INSTRUCTIONS FOR THE TASK
Go through the entries and copy every line that has the string "JSON" in it.

[Saved entries]
■ ■ ■
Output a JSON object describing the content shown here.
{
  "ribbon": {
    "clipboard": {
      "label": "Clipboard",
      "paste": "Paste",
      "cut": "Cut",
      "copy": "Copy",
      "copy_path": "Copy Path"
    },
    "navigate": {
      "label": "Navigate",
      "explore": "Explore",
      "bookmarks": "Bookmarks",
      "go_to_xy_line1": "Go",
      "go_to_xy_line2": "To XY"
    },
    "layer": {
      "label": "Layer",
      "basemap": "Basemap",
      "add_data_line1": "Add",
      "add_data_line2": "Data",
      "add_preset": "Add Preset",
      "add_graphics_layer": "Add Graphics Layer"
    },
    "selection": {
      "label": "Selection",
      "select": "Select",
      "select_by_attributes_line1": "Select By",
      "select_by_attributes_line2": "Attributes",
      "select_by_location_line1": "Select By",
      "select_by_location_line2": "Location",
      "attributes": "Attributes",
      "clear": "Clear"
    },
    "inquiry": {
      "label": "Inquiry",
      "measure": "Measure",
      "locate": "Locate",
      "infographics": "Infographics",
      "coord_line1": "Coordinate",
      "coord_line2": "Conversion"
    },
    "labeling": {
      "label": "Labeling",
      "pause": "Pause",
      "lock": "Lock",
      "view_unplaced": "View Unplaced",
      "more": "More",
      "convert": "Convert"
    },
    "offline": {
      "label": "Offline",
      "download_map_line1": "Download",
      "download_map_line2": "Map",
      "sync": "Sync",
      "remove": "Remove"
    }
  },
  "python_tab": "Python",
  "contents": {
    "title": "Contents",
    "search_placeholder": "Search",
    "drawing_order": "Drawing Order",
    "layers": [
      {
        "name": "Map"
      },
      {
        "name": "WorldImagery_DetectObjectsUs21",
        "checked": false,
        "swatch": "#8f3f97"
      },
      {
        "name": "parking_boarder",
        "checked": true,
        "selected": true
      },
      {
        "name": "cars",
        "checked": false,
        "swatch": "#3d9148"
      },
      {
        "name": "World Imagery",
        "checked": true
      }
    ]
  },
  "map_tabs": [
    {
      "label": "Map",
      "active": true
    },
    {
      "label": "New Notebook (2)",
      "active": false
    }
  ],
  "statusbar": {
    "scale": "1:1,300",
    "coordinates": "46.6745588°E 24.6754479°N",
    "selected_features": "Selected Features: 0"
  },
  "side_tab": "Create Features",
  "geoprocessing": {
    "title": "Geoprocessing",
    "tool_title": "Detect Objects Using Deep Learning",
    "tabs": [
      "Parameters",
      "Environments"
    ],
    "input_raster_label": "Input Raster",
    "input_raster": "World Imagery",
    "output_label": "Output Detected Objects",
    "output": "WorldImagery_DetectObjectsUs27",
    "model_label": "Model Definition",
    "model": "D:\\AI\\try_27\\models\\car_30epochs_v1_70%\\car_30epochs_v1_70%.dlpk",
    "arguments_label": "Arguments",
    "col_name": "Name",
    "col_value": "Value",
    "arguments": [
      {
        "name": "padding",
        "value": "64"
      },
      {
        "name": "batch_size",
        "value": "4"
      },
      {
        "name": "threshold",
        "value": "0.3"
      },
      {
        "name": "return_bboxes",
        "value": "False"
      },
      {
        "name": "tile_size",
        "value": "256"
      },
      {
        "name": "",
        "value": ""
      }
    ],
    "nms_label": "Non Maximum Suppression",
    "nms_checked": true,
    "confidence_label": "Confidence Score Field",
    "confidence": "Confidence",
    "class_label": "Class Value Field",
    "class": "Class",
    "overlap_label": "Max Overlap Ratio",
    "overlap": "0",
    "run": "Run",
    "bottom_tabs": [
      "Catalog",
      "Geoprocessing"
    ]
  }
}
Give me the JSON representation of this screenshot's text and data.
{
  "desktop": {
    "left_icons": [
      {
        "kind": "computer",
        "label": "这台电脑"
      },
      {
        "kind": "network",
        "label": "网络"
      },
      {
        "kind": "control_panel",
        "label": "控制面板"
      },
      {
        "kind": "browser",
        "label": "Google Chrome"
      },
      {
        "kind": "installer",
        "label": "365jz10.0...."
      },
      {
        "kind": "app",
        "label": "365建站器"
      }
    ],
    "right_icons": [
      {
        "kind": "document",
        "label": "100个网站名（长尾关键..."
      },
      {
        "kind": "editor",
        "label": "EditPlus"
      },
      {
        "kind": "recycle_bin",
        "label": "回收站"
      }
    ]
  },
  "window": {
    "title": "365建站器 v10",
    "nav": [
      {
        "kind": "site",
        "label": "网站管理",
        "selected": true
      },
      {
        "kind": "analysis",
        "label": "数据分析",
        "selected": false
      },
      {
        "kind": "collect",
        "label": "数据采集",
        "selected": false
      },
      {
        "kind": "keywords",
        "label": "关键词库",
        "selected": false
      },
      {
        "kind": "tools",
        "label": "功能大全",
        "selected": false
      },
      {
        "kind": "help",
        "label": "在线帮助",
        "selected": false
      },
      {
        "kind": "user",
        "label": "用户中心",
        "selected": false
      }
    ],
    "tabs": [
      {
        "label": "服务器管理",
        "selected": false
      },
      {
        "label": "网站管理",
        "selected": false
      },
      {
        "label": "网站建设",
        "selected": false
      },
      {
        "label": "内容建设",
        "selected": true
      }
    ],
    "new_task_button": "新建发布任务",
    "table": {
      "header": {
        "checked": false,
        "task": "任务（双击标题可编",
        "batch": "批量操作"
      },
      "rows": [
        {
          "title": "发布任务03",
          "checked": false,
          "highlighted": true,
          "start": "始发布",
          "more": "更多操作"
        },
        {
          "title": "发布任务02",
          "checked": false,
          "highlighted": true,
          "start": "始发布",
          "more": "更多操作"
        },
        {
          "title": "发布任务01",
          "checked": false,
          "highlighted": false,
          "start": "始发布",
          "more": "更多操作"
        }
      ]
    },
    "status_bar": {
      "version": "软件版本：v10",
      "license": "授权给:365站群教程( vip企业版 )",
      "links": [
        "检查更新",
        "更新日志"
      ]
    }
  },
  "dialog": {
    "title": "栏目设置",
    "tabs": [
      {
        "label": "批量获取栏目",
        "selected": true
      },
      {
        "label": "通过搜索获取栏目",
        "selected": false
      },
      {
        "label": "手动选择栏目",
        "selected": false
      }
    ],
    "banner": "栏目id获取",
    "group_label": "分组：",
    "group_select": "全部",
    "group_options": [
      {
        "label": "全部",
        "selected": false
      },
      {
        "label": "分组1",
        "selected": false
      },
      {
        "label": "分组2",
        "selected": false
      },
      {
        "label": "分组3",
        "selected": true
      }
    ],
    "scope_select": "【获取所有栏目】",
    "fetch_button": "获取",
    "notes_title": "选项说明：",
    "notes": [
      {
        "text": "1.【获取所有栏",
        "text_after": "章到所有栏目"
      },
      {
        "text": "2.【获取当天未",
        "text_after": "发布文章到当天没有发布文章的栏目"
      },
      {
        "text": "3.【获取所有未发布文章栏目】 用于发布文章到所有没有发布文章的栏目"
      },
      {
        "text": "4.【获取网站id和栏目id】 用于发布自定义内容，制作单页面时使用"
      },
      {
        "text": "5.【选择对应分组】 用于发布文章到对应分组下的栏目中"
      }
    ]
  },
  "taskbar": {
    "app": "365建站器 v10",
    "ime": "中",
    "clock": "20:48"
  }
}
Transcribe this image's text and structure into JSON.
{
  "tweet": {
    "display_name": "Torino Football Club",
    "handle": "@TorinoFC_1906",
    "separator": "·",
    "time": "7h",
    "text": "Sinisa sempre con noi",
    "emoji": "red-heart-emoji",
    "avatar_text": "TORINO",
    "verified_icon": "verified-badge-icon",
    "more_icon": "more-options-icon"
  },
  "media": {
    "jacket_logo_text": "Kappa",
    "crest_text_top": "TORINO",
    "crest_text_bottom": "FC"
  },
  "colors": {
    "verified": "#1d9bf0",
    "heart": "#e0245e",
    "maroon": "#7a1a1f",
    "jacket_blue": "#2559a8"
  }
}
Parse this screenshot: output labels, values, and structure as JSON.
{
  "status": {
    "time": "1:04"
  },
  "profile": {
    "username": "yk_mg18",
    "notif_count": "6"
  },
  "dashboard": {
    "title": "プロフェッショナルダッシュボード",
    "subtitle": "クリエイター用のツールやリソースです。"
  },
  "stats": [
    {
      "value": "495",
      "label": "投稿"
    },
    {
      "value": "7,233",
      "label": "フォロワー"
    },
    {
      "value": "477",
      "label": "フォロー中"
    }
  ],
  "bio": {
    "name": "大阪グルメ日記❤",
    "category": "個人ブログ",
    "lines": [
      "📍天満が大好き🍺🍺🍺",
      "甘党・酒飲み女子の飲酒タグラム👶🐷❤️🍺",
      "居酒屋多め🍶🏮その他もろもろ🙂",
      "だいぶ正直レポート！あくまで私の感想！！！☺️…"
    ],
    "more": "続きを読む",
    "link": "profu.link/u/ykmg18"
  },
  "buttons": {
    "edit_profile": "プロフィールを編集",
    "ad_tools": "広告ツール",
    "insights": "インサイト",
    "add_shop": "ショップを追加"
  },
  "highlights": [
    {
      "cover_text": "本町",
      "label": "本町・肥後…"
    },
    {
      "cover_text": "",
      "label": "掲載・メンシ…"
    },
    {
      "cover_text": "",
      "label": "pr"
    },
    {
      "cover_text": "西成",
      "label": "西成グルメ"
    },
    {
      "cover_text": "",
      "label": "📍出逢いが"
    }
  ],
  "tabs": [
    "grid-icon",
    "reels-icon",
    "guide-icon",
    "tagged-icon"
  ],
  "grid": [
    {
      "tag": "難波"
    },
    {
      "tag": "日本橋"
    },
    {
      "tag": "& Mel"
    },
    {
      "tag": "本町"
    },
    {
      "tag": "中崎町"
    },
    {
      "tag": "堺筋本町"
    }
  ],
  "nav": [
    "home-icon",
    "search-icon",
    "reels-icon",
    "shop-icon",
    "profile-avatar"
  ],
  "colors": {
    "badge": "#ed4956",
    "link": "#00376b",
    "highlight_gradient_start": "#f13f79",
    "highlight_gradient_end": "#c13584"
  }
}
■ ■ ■
RESPONSE AREA
Output a JSON object describing the content shown here.
Give me the JSON representation of this screenshot's text and data.
Transcribe this image's text and structure into JSON.
Parse this screenshot: output labels, values, and structure as JSON.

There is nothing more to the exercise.